Structurally, I think the only descriptor I can come up with for this book is “inverse shit-sandwich.” Which is a disgusting mental image, but it fits—the first and last chapter of the book don’t fit with the rest of it, and are undoubtedly the worst parts. They make for an interesting conspiracy theory, and the first chapter actually sticks mostly into the realm of believability, but the last chapter comes back, swipes away that believability, and tacks on a whole lot more conspiracy theory energy. She had one source—who may well have been messing with her—and upon finding that it was impossible to verify anything he told her, instead of throwing it out or putting it in a single chapter with some very big caveats wrapping around it, she went “well, this’ll work as a hook” and made it the start and end of the book.
With all that said, it’s the inverse shit sandwich for a reason—everything else in the book is well-researched, well-cited, and absolutely fascinating to read. So perfectly up my alley, as I just love these histories of the completely wild things going on during the Cold War. The sheer amount of UFO sightings, and conspiracy theories, that came about because the CIA was testing spy aircraft out in the desert is just incredible. And the storytelling as she leads the reader to the reveal that the CIA was leaning in to the UFO theories because it kept people from trying to figure out what was actually happening? Impeccable.
There’s also some great stories from the larger Nevada test site. I had a great moment of realizing that the NERVA research being done involved a whole lot of underground facility—that kind of thing immediately makes me want to go explore an abandoned research site!1 And, beyond that, there’s a great story of someone who invented a whole new level of screwup.
So, set the scene. It’s 1980something, and today’s the day of a nuclear test, with another one coming up in a few days—meaning, there’s a live nuclear warhead, and materials to assemble at least one more, on-site at the Nevada test site. You’re a security contractor for the Department of Energy, and you’re going to do a penetration test of the security at the site—take a helicopter and a couple guys with guns full of rubber bullets, and see how well they’re able to handle it. But first, pop quiz, what’s step zero of a security test like that?
If you answered “call the Department of Energy and let them know you’re doing a security test,” congratulations, you’re smarter than the people who actually did the test that day.
And, as I was reading this story, my thought was “wow, this is a whole new level of screwup I can aspire never to achieve—‘they had to scramble fighter jets about me’”
Except, as I found a page later, I was wrong. It was worse than that—the phone tree made it to the White House, who put the Navy on alert—Tomahawk missiles targeted at the site. Which, all told, is actually quite sensible, in an obscene way: there’s already a nuclear test scheduled, so it’s nearly evacuated. If the Mystery Bad Guys manage to take the nuke-and-a-half that’s there, well, the people on-site are already dead. And “the Mystery Bad Guys have a nuke or two” is pretty much the end of the How Bad Can It Get scale. So, here we are with the actual brand new level of screwup: “the White House decided the best option for containing what I did was a nuclear strike.”
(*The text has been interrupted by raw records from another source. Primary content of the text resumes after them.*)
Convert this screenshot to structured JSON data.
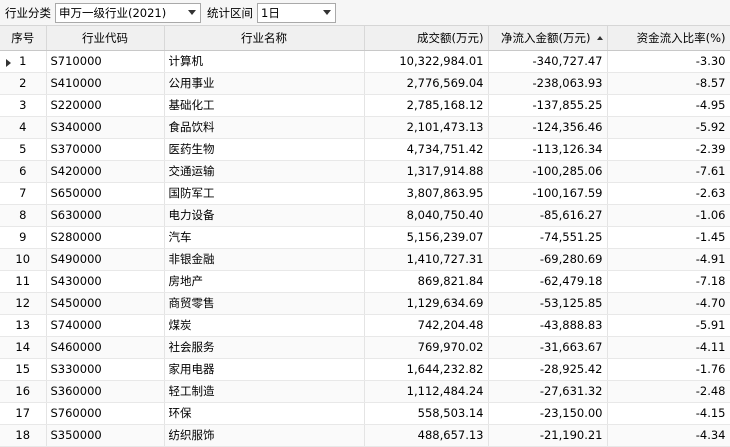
{
  "toolbar": {
    "category_label": "行业分类",
    "category_value": "申万一级行业(2021)",
    "period_label": "统计区间",
    "period_value": "1日"
  },
  "table": {
    "headers": [
      "序号",
      "行业代码",
      "行业名称",
      "成交额(万元)",
      "净流入金额(万元)",
      "资金流入比率(%)"
    ],
    "rows": [
      [
        "1",
        "S710000",
        "计算机",
        "10,322,984.01",
        "-340,727.47",
        "-3.30"
      ],
      [
        "2",
        "S410000",
        "公用事业",
        "2,776,569.04",
        "-238,063.93",
        "-8.57"
      ],
      [
        "3",
        "S220000",
        "基础化工",
        "2,785,168.12",
        "-137,855.25",
        "-4.95"
      ],
      [
        "4",
        "S340000",
        "食品饮料",
        "2,101,473.13",
        "-124,356.46",
        "-5.92"
      ],
      [
        "5",
        "S370000",
        "医药生物",
        "4,734,751.42",
        "-113,126.34",
        "-2.39"
      ],
      [
        "6",
        "S420000",
        "交通运输",
        "1,317,914.88",
        "-100,285.06",
        "-7.61"
      ],
      [
        "7",
        "S650000",
        "国防军工",
        "3,807,863.95",
        "-100,167.59",
        "-2.63"
      ],
      [
        "8",
        "S630000",
        "电力设备",
        "8,040,750.40",
        "-85,616.27",
        "-1.06"
      ],
      [
        "9",
        "S280000",
        "汽车",
        "5,156,239.07",
        "-74,551.25",
        "-1.45"
      ],
      [
        "10",
        "S490000",
        "非银金融",
        "1,410,727.31",
        "-69,280.69",
        "-4.91"
      ],
      [
        "11",
        "S430000",
        "房地产",
        "869,821.84",
        "-62,479.18",
        "-7.18"
      ],
      [
        "12",
        "S450000",
        "商贸零售",
        "1,129,634.69",
        "-53,125.85",
        "-4.70"
      ],
      [
        "13",
        "S740000",
        "煤炭",
        "742,204.48",
        "-43,888.83",
        "-5.91"
      ],
      [
        "14",
        "S460000",
        "社会服务",
        "769,970.02",
        "-31,663.67",
        "-4.11"
      ],
      [
        "15",
        "S330000",
        "家用电器",
        "1,644,232.82",
        "-28,925.42",
        "-1.76"
      ],
      [
        "16",
        "S360000",
        "轻工制造",
        "1,112,484.24",
        "-27,631.32",
        "-2.48"
      ],
      [
        "17",
        "S760000",
        "环保",
        "558,503.14",
        "-23,150.00",
        "-4.15"
      ],
      [
        "18",
        "S350000",
        "纺织服饰",
        "488,657.13",
        "-21,190.21",
        "-4.34"
      ]
    ]
  }
}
- That said, it would be an Extremely Bad Idea! Firstly, it was full of spiders when it was being actively maintained, so it’s probably not gotten less full of spiders since then. Second, it’s officially decommission and was, y’know, a tunnel under a mountain, so it’s very possible it’s caved in. Thirdly, it’s smack dab in the middle of the Department of Energy’s test site, which means if you actually get they’re you’re technically either a terrorist or doing a treason, just by being there. And fourthly, it was the site of two distinct nuclear reactor meltdowns, so it’s not exactly the healthiest of environments. ↩
- This is a Bookshop affiliate link – if you buy it from here, I get a little bit of commission. It won’t hurt my feelings if you buy it elsewhere; honestly, I’d rather you check it out from your local library, or go to a local book store. I use Bookshop affiliate links instead of Amazon because they distribute a significant chunk of their profits to small, local book stores. ↩